--- START ---
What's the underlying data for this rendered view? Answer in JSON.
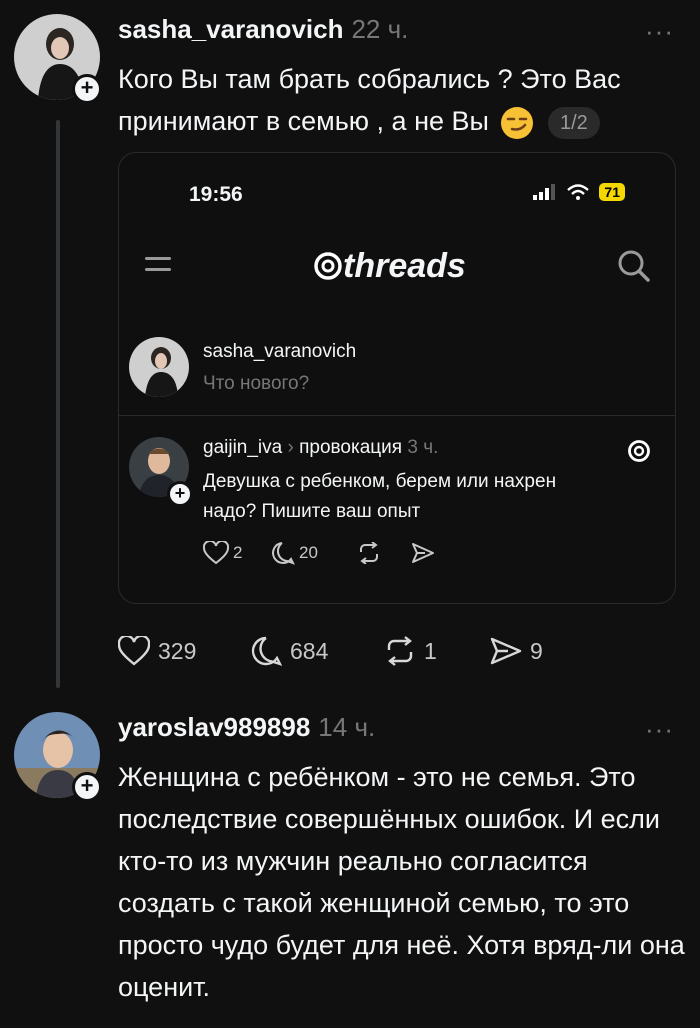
{
  "post1": {
    "username": "sasha_varanovich",
    "time": "22 ч.",
    "more": "···",
    "text_line1": "Кого Вы там брать собрались ? Это Вас",
    "text_line2": "принимают в семью , а не Вы",
    "page_indicator": "1/2",
    "embed": {
      "clock": "19:56",
      "battery": "71",
      "brand": "threads",
      "composer_username": "sasha_varanovich",
      "composer_placeholder": "Что нового?",
      "inner_post": {
        "username": "gaijin_iva",
        "separator": "›",
        "topic": "провокация",
        "time": "3 ч.",
        "text_line1": "Девушка с ребенком, берем или нахрен",
        "text_line2": "надо? Пишите ваш опыт",
        "likes": "2",
        "replies": "20"
      }
    },
    "likes": "329",
    "replies": "684",
    "reposts": "1",
    "shares": "9"
  },
  "post2": {
    "username": "yaroslav989898",
    "time": "14 ч.",
    "more": "···",
    "text": "Женщина с ребёнком - это не семья. Это последствие совершённых ошибок. И если кто-то из мужчин реально согласится создать с такой женщиной семью, то это просто чудо будет для неё. Хотя вряд-ли она оценит."
  },
  "icons": {
    "plus": "+",
    "like": "heart-icon",
    "reply": "comment-icon",
    "repost": "repost-icon",
    "share": "share-icon"
  }
}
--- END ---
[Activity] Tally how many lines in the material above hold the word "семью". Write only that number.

[Answer space] 2